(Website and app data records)
▼

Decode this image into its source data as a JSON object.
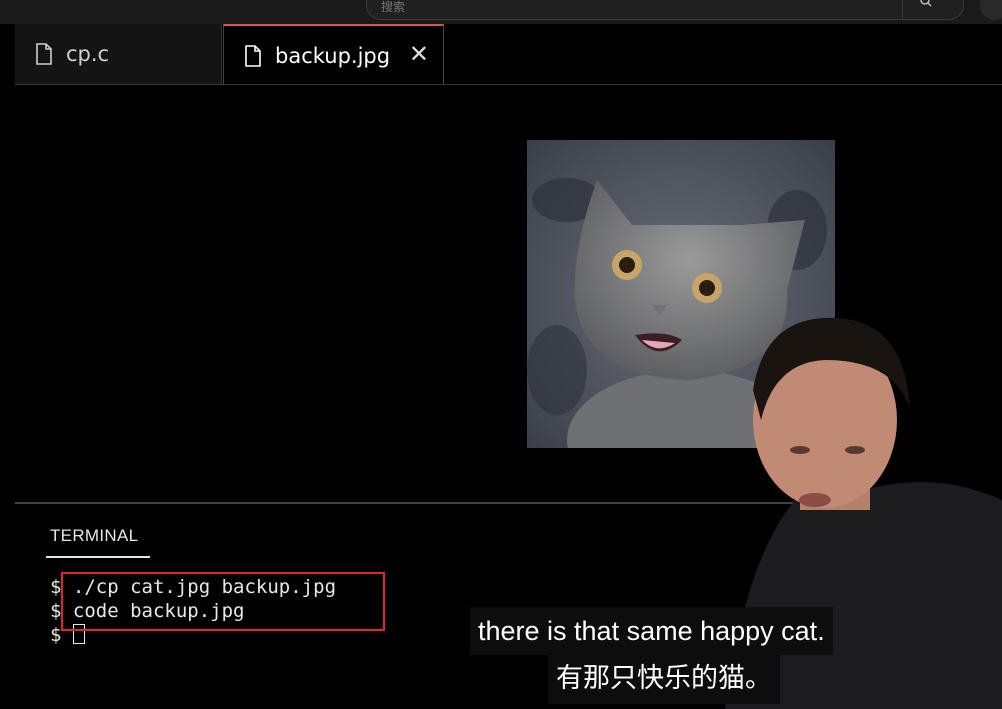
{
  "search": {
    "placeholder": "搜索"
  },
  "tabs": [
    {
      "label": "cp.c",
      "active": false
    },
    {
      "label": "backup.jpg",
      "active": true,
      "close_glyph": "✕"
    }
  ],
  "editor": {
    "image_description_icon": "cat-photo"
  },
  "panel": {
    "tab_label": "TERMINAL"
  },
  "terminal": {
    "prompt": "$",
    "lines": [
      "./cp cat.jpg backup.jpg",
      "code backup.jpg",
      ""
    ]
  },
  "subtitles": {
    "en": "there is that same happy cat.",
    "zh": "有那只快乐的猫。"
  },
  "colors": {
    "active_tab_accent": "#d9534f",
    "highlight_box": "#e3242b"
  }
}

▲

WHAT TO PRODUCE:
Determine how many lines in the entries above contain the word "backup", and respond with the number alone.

TASK RESULT:
3